Fibre in the middle category also originates from traditional cashmere producing regions in Mongolia and Iran from time to time. Production of middle fibre in these regions is thought to increase when high cashmere prices lead to the retention of older or wether animals in order to increase production. This fibre generally has a Cashmere-like or crinkled appearance and is relatively free from straight or mohair-like fibres. When noticed, this stronger Cashmere-like fibre is priced at a discount relative to the traditional type Cashmere.
Production of middle fibre in Australia and New Zealand has been sporadic with the result that processors have been reluctant to base processing on availability of an unreliable source of raw material. The raw material is also highly variable with several types evident within the cashgora category, but because of the small quantities, processors have tended to place the types together for processing. Production in New Zealand increased dramatically in response to an interested and enthusiastic processor purchasing fibre. However, production declined to almost nothing in the mid 1990’s response to price signals of cashgora relative to cashmere.
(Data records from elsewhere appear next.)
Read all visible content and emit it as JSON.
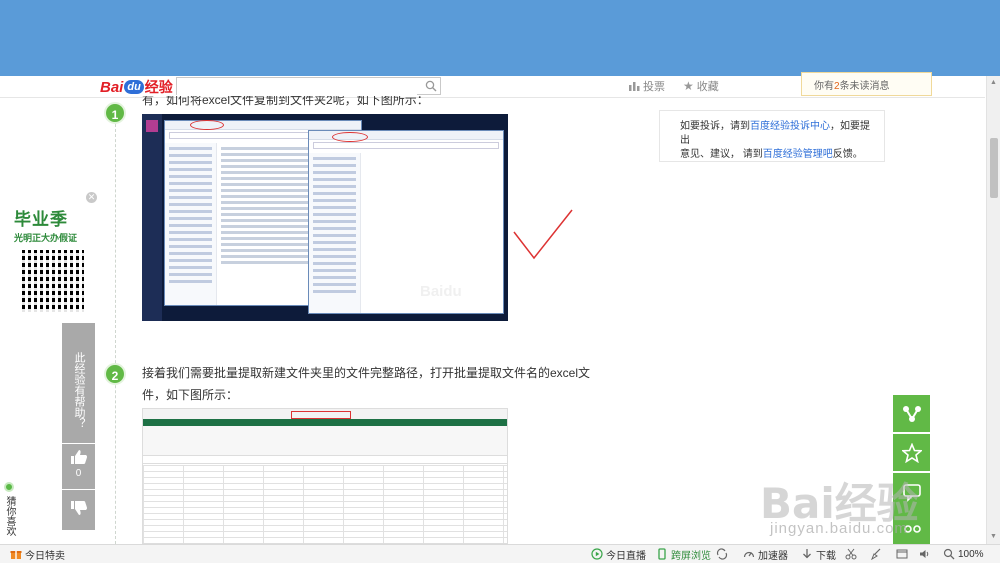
{
  "header": {
    "logo": {
      "bai": "Bai",
      "du": "du",
      "jingyan": "经验"
    },
    "search": {
      "value": ""
    },
    "vote_label": "投票",
    "favorite_label": "收藏",
    "message": {
      "prefix": "你有",
      "count": "2",
      "suffix": "条未读消息"
    }
  },
  "info_panel": {
    "line1_pre": "如要投诉，请到",
    "line1_link": "百度经验投诉中心",
    "line1_post": "，如要提出",
    "line2_pre": "意见、建议， 请到",
    "line2_link": "百度经验管理吧",
    "line2_post": "反馈。"
  },
  "article": {
    "intro_text": "有，如何将excel文件复制到文件夹2呢，如下图所示：",
    "steps": [
      {
        "num": "1"
      },
      {
        "num": "2",
        "text": "接着我们需要批量提取新建文件夹里的文件完整路径，打开批量提取文件名的excel文件，如下图所示："
      }
    ]
  },
  "promo": {
    "title": "毕业季",
    "subtitle": "光明正大办假证",
    "close": "✕"
  },
  "help": {
    "question": "此经验有帮助？",
    "up_count": "0"
  },
  "guess": {
    "label": "猜你喜欢"
  },
  "watermark": {
    "brand": "Bai经验",
    "url": "jingyan.baidu.com",
    "small": "Baidu"
  },
  "statusbar": {
    "left": "今日特卖",
    "live": "今日直播",
    "cross_screen": "跨屏浏览",
    "accelerator": "加速器",
    "download": "下载",
    "zoom": "100%"
  },
  "colors": {
    "accent_green": "#61b946",
    "top_band": "#5a9bd8",
    "link_blue": "#2f6fd8",
    "brand_red": "#e21f26"
  }
}
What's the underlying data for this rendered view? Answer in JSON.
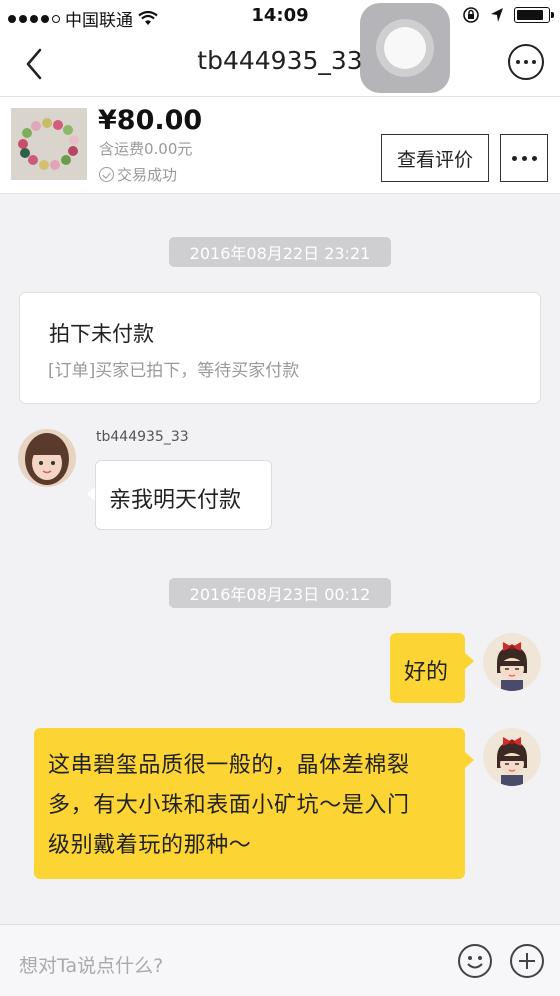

Middle fibre still needs to be dehaired using a similar process to that employed to remove the hair from cashmere fleece. It is speculated that some types of cashgora may be more difficult to dehair than cashmere because they contain a continuous distribution of fibre in diameters between cashmere type, through mohair types and on to hair. It is thought that the intermediate fibres which approach the fibre diameter of hair may make the removal of hair difficult or more costly. In addition, at times when fine kid mohair is competitively priced, the dehairing cost associated with cashgora may make it less attractive for purchase, particularly for those types with some mohair-like characteristics.
Some commentators have suggested that coarse fibre of cashmere appearance should be marketed and sold as cashmere. Conversely a number of processors have suggested that a strategy such as this runs the risk of perpetuating the myth that Australian cashmere is coarse and of mohair-hybrid type. In particular at least one major international processor has stated that marketing this fibre as cashmere is fraudulent.
The fibre with a cashmere appearance, particularly if it falls in the range of mean fibre diameter 19 to 20 um, does however appear to have a number of attractive features. It is distinctly different to kid Mohair, it has a handle somewhat akin to cashmere, but with a sleeker, smoother surface and generally higher lustre. It generally has greater length and higher tensile strength than finer fibre. These attributes suggest that high quality fabric for suiting could be made using the worsted spinning process. It is likely that attempts will again be made to popularise this fibre, since it will continue to be produced in Australia, New Zealand and internationally from time to time, and perhaps deliberately encouraged if found desirable. However, work remains to be done on its description and marketing. Attempts to call this fibre cashmere are likely to continue to be met with resistance from proponents of the existing definitions of cashmere.
© 2000 ACGA